──────── DATA SUPPLIED

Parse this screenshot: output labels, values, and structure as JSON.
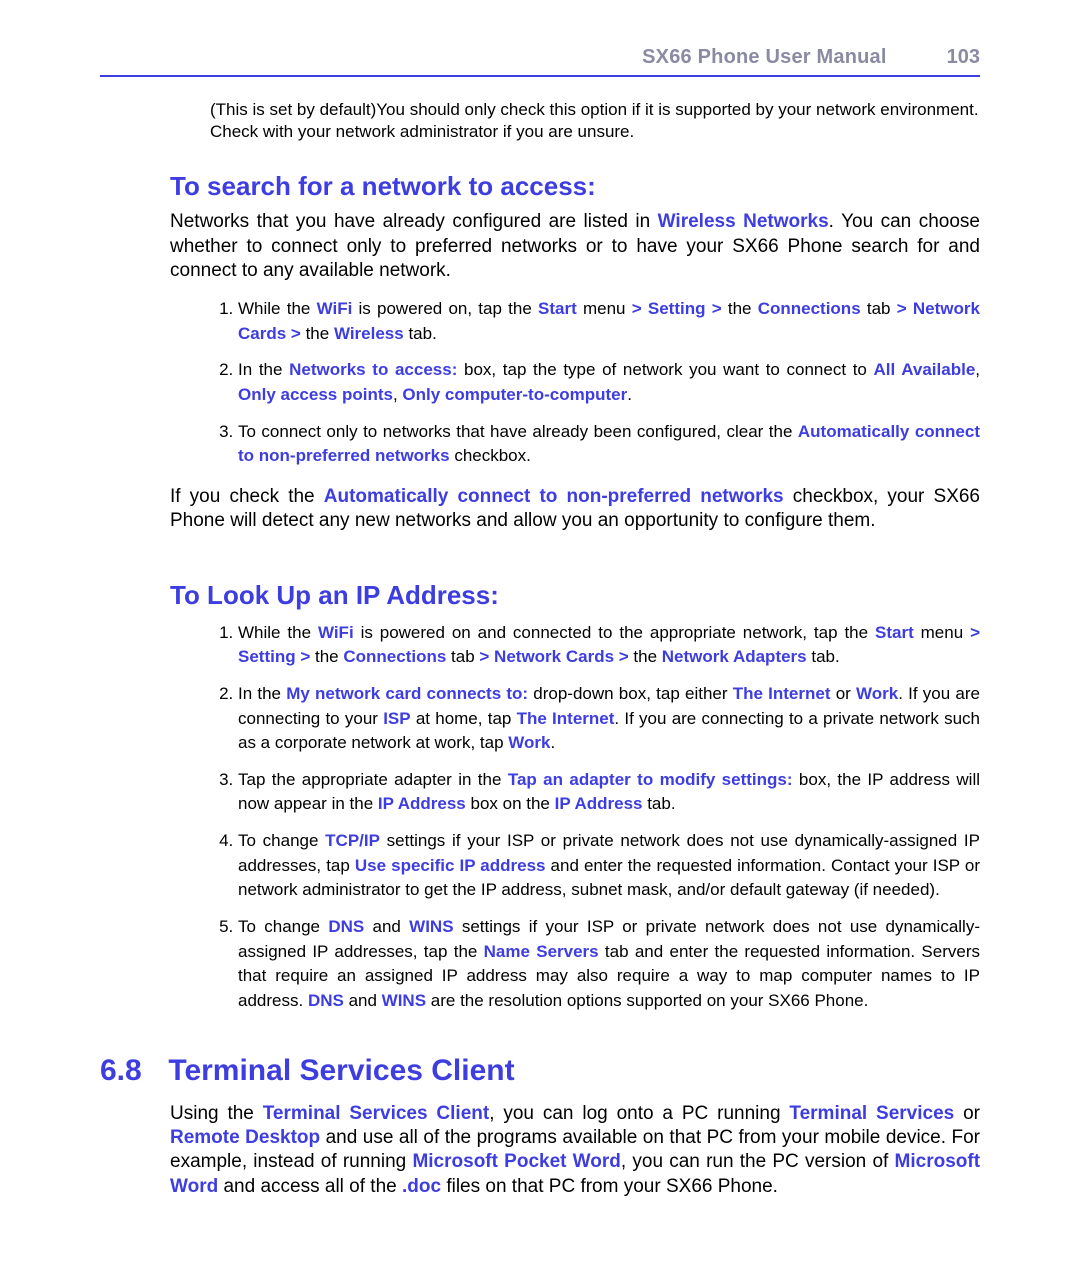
{
  "header": {
    "title": "SX66 Phone User Manual",
    "page": "103"
  },
  "intro_note": {
    "t1": "(This is set by default)You should only check this option if it is supported by your network environment. Check with your network administrator if you are unsure."
  },
  "section_search": {
    "heading": "To search for a network to access:",
    "para": {
      "pre": "Networks that you have already configured are listed in ",
      "kw1": "Wireless Networks",
      "post": ". You can choose whether to connect only to preferred networks or to have your SX66 Phone search for and connect to any available network."
    },
    "steps": {
      "s1": {
        "t1": "While the ",
        "kw_wifi": "WiFi",
        "t2": " is powered on, tap the ",
        "kw_start": "Start",
        "t3": " menu ",
        "path1": "> Setting >",
        "t4": " the ",
        "kw_conn": "Connections",
        "t5": " tab ",
        "gt1": ">",
        "t6": " ",
        "kw_nc": "Network Cards >",
        "t7": " the ",
        "kw_wireless": "Wireless",
        "t8": " tab."
      },
      "s2": {
        "t1": "In the ",
        "kw_nta": "Networks to access:",
        "t2": " box, tap the type of network you want to connect to ",
        "kw_aa": "All Available",
        "comma1": ", ",
        "kw_oap": "Only access points",
        "comma2": ", ",
        "kw_oc2c": "Only computer-to-computer",
        "period": "."
      },
      "s3": {
        "t1": "To connect only to networks that have already been configured, clear the ",
        "kw_auto": "Automatically connect to non-preferred networks",
        "t2": " checkbox."
      }
    },
    "para2": {
      "t1": "If you check the ",
      "kw_auto": "Automatically connect to non-preferred networks",
      "t2": " checkbox, your SX66 Phone will detect any new networks and allow you an opportunity to configure them."
    }
  },
  "section_ip": {
    "heading": "To Look Up an IP Address:",
    "steps": {
      "s1": {
        "t1": "While the ",
        "kw_wifi": "WiFi",
        "t2": " is powered on and connected to the appropriate network, tap the ",
        "kw_start": "Start",
        "t3": " menu ",
        "path1": "> Setting >",
        "t4": " the ",
        "kw_conn": "Connections",
        "t5": " tab ",
        "gt1": "> Network Cards >",
        "t6": " the ",
        "kw_na": "Network Adapters",
        "t7": " tab."
      },
      "s2": {
        "t1": "In the ",
        "kw_mnc": "My network card connects to:",
        "t2": " drop-down box, tap either ",
        "kw_inet1": "The Internet",
        "t3": " or ",
        "kw_work1": "Work",
        "t4": ". If you are connecting to your ",
        "kw_isp": "ISP",
        "t5": " at home, tap ",
        "kw_inet2": "The Internet",
        "t6": ". If you are connecting to a private network such as a corporate network at work, tap ",
        "kw_work2": "Work",
        "t7": "."
      },
      "s3": {
        "t1": "Tap the appropriate adapter in the ",
        "kw_tap": "Tap an adapter to modify settings:",
        "t2": "box, the IP address will now appear in the ",
        "kw_ipa1": "IP Address",
        "t3": " box on the ",
        "kw_ipa2": "IP Address",
        "t4": " tab."
      },
      "s4": {
        "t1": "To change ",
        "kw_tcpip": "TCP/IP",
        "t2": " settings if your ISP or private network does not use dynamically-assigned IP addresses, tap ",
        "kw_use": "Use specific IP address",
        "t3": " and enter the requested information. Contact your ISP or network administrator to get the IP address, subnet mask, and/or default gateway (if needed)."
      },
      "s5": {
        "t1": "To change ",
        "kw_dns1": "DNS",
        "t2": " and ",
        "kw_wins1": "WINS",
        "t3": " settings if your ISP or private network does not use dynamically-assigned IP addresses, tap the ",
        "kw_ns": "Name Servers",
        "t4": " tab and enter the requested information. Servers that require an assigned IP address may also require a way to map computer names to IP address. ",
        "kw_dns2": "DNS",
        "t5": " and ",
        "kw_wins2": "WINS",
        "t6": " are the resolution options supported on your SX66 Phone."
      }
    }
  },
  "section_tsc": {
    "number": "6.8",
    "title": "Terminal Services Client",
    "para": {
      "t1": "Using the ",
      "kw_tsc": "Terminal Services Client",
      "t2": ", you can log onto a PC running ",
      "kw_ts": "Terminal Services",
      "t3": " or ",
      "kw_rd": "Remote Desktop",
      "t4": " and use all of the programs available on that PC from your mobile device. For example, instead of running ",
      "kw_mpw": "Microsoft Pocket Word",
      "t5": ", you can run the PC version of ",
      "kw_mw": "Microsoft Word",
      "t6": " and access all of the ",
      "kw_doc": ".doc",
      "t7": " files on that PC from your SX66 Phone."
    }
  }
}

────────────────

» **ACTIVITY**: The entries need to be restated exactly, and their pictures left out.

» **REPLY**:
Parse this screenshot: output labels, values, and structure as JSON.
{
  "header": {
    "title": "SX66 Phone User Manual",
    "page": "103"
  },
  "intro_note": {
    "t1": "(This is set by default)You should only check this option if it is supported by your network environment. Check with your network administrator if you are unsure."
  },
  "section_search": {
    "heading": "To search for a network to access:",
    "para": {
      "pre": "Networks that you have already configured are listed in ",
      "kw1": "Wireless Networks",
      "post": ". You can choose whether to connect only to preferred networks or to have your SX66 Phone search for and connect to any available network."
    },
    "steps": {
      "s1": {
        "t1": "While the ",
        "kw_wifi": "WiFi",
        "t2": " is powered on, tap the ",
        "kw_start": "Start",
        "t3": " menu ",
        "path1": "> Setting >",
        "t4": " the ",
        "kw_conn": "Connections",
        "t5": " tab ",
        "gt1": ">",
        "t6": " ",
        "kw_nc": "Network Cards >",
        "t7": " the ",
        "kw_wireless": "Wireless",
        "t8": " tab."
      },
      "s2": {
        "t1": "In the ",
        "kw_nta": "Networks to access:",
        "t2": " box, tap the type of network you want to connect to ",
        "kw_aa": "All Available",
        "comma1": ", ",
        "kw_oap": "Only access points",
        "comma2": ", ",
        "kw_oc2c": "Only computer-to-computer",
        "period": "."
      },
      "s3": {
        "t1": "To connect only to networks that have already been configured, clear the ",
        "kw_auto": "Automatically connect to non-preferred networks",
        "t2": " checkbox."
      }
    },
    "para2": {
      "t1": "If you check the ",
      "kw_auto": "Automatically connect to non-preferred networks",
      "t2": " checkbox, your SX66 Phone will detect any new networks and allow you an opportunity to configure them."
    }
  },
  "section_ip": {
    "heading": "To Look Up an IP Address:",
    "steps": {
      "s1": {
        "t1": "While the ",
        "kw_wifi": "WiFi",
        "t2": " is powered on and connected to the appropriate network, tap the ",
        "kw_start": "Start",
        "t3": " menu ",
        "path1": "> Setting >",
        "t4": " the ",
        "kw_conn": "Connections",
        "t5": " tab ",
        "gt1": "> Network Cards >",
        "t6": " the ",
        "kw_na": "Network Adapters",
        "t7": " tab."
      },
      "s2": {
        "t1": "In the ",
        "kw_mnc": "My network card connects to:",
        "t2": " drop-down box, tap either ",
        "kw_inet1": "The Internet",
        "t3": " or ",
        "kw_work1": "Work",
        "t4": ". If you are connecting to your ",
        "kw_isp": "ISP",
        "t5": " at home, tap ",
        "kw_inet2": "The Internet",
        "t6": ". If you are connecting to a private network such as a corporate network at work, tap ",
        "kw_work2": "Work",
        "t7": "."
      },
      "s3": {
        "t1": "Tap the appropriate adapter in the ",
        "kw_tap": "Tap an adapter to modify settings:",
        "t2": "box, the IP address will now appear in the ",
        "kw_ipa1": "IP Address",
        "t3": " box on the ",
        "kw_ipa2": "IP Address",
        "t4": " tab."
      },
      "s4": {
        "t1": "To change ",
        "kw_tcpip": "TCP/IP",
        "t2": " settings if your ISP or private network does not use dynamically-assigned IP addresses, tap ",
        "kw_use": "Use specific IP address",
        "t3": " and enter the requested information. Contact your ISP or network administrator to get the IP address, subnet mask, and/or default gateway (if needed)."
      },
      "s5": {
        "t1": "To change ",
        "kw_dns1": "DNS",
        "t2": " and ",
        "kw_wins1": "WINS",
        "t3": " settings if your ISP or private network does not use dynamically-assigned IP addresses, tap the ",
        "kw_ns": "Name Servers",
        "t4": " tab and enter the requested information. Servers that require an assigned IP address may also require a way to map computer names to IP address. ",
        "kw_dns2": "DNS",
        "t5": " and ",
        "kw_wins2": "WINS",
        "t6": " are the resolution options supported on your SX66 Phone."
      }
    }
  },
  "section_tsc": {
    "number": "6.8",
    "title": "Terminal Services Client",
    "para": {
      "t1": "Using the ",
      "kw_tsc": "Terminal Services Client",
      "t2": ", you can log onto a PC running ",
      "kw_ts": "Terminal Services",
      "t3": " or ",
      "kw_rd": "Remote Desktop",
      "t4": " and use all of the programs available on that PC from your mobile device. For example, instead of running ",
      "kw_mpw": "Microsoft Pocket Word",
      "t5": ", you can run the PC version of ",
      "kw_mw": "Microsoft Word",
      "t6": " and access all of the ",
      "kw_doc": ".doc",
      "t7": " files on that PC from your SX66 Phone."
    }
  }
}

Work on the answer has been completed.